## Task to complete
Give back all of the data unchanged. Keep every word as it is.

## Available records
* * * * * * *

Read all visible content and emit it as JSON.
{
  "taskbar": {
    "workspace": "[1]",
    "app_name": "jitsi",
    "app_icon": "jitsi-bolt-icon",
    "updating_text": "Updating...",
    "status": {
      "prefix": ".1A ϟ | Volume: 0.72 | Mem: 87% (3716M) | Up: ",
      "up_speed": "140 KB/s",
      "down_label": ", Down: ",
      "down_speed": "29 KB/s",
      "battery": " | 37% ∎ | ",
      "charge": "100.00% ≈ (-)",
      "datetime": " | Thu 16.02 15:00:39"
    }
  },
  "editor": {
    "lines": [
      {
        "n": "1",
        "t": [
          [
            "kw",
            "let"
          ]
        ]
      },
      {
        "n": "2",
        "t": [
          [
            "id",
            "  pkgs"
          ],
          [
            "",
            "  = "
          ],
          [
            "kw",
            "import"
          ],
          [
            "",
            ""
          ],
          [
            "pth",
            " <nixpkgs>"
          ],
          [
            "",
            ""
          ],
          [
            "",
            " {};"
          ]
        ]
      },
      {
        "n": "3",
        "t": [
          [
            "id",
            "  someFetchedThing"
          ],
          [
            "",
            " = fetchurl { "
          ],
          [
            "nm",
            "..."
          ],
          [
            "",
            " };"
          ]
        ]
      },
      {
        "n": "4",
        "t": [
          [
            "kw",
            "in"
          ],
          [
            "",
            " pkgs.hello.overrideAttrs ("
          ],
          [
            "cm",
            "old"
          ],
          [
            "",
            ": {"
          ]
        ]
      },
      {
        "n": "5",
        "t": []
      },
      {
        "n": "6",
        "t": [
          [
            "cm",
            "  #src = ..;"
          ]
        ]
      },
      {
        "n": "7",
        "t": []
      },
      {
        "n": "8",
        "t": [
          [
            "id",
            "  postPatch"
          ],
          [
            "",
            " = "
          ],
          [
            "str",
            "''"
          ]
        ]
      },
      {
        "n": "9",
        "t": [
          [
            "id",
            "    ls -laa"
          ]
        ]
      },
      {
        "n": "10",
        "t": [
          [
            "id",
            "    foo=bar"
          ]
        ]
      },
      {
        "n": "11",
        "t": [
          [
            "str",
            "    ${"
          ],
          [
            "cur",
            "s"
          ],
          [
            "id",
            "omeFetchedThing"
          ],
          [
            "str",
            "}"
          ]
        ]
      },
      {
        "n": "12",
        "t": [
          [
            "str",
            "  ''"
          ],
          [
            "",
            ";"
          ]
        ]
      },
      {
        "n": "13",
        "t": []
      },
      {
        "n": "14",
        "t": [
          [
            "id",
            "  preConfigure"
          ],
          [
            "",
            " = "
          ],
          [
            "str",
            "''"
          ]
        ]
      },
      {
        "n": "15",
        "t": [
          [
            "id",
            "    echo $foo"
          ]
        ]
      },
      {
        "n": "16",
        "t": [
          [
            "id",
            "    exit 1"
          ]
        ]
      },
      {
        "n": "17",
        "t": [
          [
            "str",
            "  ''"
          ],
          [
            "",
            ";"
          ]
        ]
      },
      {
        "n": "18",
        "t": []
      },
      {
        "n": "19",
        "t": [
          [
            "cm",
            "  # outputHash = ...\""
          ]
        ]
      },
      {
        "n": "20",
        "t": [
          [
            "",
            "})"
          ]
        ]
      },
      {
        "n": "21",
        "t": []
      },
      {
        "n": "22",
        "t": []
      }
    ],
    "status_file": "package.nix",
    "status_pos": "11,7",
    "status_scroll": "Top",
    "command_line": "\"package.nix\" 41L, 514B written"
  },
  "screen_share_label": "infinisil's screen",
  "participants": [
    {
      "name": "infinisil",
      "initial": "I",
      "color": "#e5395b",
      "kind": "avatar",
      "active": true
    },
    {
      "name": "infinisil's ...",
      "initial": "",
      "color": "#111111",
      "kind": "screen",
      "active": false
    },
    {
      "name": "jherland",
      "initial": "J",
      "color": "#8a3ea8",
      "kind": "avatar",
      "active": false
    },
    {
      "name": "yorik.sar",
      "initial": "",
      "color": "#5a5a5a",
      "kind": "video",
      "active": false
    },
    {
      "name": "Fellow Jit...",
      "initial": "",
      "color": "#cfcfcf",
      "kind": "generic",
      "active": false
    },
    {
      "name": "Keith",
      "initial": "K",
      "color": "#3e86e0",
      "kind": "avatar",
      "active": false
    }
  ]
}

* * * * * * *

## Answer space
Read all visible content and emit it as JSON.
{
  "taskbar": {
    "workspace": "[1]",
    "app_name": "jitsi",
    "app_icon": "jitsi-bolt-icon",
    "updating_text": "Updating...",
    "status": {
      "prefix": ".1A ϟ | Volume: 0.72 | Mem: 87% (3716M) | Up: ",
      "up_speed": "140 KB/s",
      "down_label": ", Down: ",
      "down_speed": "29 KB/s",
      "battery": " | 37% ∎ | ",
      "charge": "100.00% ≈ (-)",
      "datetime": " | Thu 16.02 15:00:39"
    }
  },
  "editor": {
    "lines": [
      {
        "n": "1",
        "t": [
          [
            "kw",
            "let"
          ]
        ]
      },
      {
        "n": "2",
        "t": [
          [
            "id",
            "  pkgs"
          ],
          [
            "",
            "  = "
          ],
          [
            "kw",
            "import"
          ],
          [
            "",
            ""
          ],
          [
            "pth",
            " <nixpkgs>"
          ],
          [
            "",
            ""
          ],
          [
            "",
            " {};"
          ]
        ]
      },
      {
        "n": "3",
        "t": [
          [
            "id",
            "  someFetchedThing"
          ],
          [
            "",
            " = fetchurl { "
          ],
          [
            "nm",
            "..."
          ],
          [
            "",
            " };"
          ]
        ]
      },
      {
        "n": "4",
        "t": [
          [
            "kw",
            "in"
          ],
          [
            "",
            " pkgs.hello.overrideAttrs ("
          ],
          [
            "cm",
            "old"
          ],
          [
            "",
            ": {"
          ]
        ]
      },
      {
        "n": "5",
        "t": []
      },
      {
        "n": "6",
        "t": [
          [
            "cm",
            "  #src = ..;"
          ]
        ]
      },
      {
        "n": "7",
        "t": []
      },
      {
        "n": "8",
        "t": [
          [
            "id",
            "  postPatch"
          ],
          [
            "",
            " = "
          ],
          [
            "str",
            "''"
          ]
        ]
      },
      {
        "n": "9",
        "t": [
          [
            "id",
            "    ls -laa"
          ]
        ]
      },
      {
        "n": "10",
        "t": [
          [
            "id",
            "    foo=bar"
          ]
        ]
      },
      {
        "n": "11",
        "t": [
          [
            "str",
            "    ${"
          ],
          [
            "cur",
            "s"
          ],
          [
            "id",
            "omeFetchedThing"
          ],
          [
            "str",
            "}"
          ]
        ]
      },
      {
        "n": "12",
        "t": [
          [
            "str",
            "  ''"
          ],
          [
            "",
            ";"
          ]
        ]
      },
      {
        "n": "13",
        "t": []
      },
      {
        "n": "14",
        "t": [
          [
            "id",
            "  preConfigure"
          ],
          [
            "",
            " = "
          ],
          [
            "str",
            "''"
          ]
        ]
      },
      {
        "n": "15",
        "t": [
          [
            "id",
            "    echo $foo"
          ]
        ]
      },
      {
        "n": "16",
        "t": [
          [
            "id",
            "    exit 1"
          ]
        ]
      },
      {
        "n": "17",
        "t": [
          [
            "str",
            "  ''"
          ],
          [
            "",
            ";"
          ]
        ]
      },
      {
        "n": "18",
        "t": []
      },
      {
        "n": "19",
        "t": [
          [
            "cm",
            "  # outputHash = ...\""
          ]
        ]
      },
      {
        "n": "20",
        "t": [
          [
            "",
            "})"
          ]
        ]
      },
      {
        "n": "21",
        "t": []
      },
      {
        "n": "22",
        "t": []
      }
    ],
    "status_file": "package.nix",
    "status_pos": "11,7",
    "status_scroll": "Top",
    "command_line": "\"package.nix\" 41L, 514B written"
  },
  "screen_share_label": "infinisil's screen",
  "participants": [
    {
      "name": "infinisil",
      "initial": "I",
      "color": "#e5395b",
      "kind": "avatar",
      "active": true
    },
    {
      "name": "infinisil's ...",
      "initial": "",
      "color": "#111111",
      "kind": "screen",
      "active": false
    },
    {
      "name": "jherland",
      "initial": "J",
      "color": "#8a3ea8",
      "kind": "avatar",
      "active": false
    },
    {
      "name": "yorik.sar",
      "initial": "",
      "color": "#5a5a5a",
      "kind": "video",
      "active": false
    },
    {
      "name": "Fellow Jit...",
      "initial": "",
      "color": "#cfcfcf",
      "kind": "generic",
      "active": false
    },
    {
      "name": "Keith",
      "initial": "K",
      "color": "#3e86e0",
      "kind": "avatar",
      "active": false
    }
  ]
}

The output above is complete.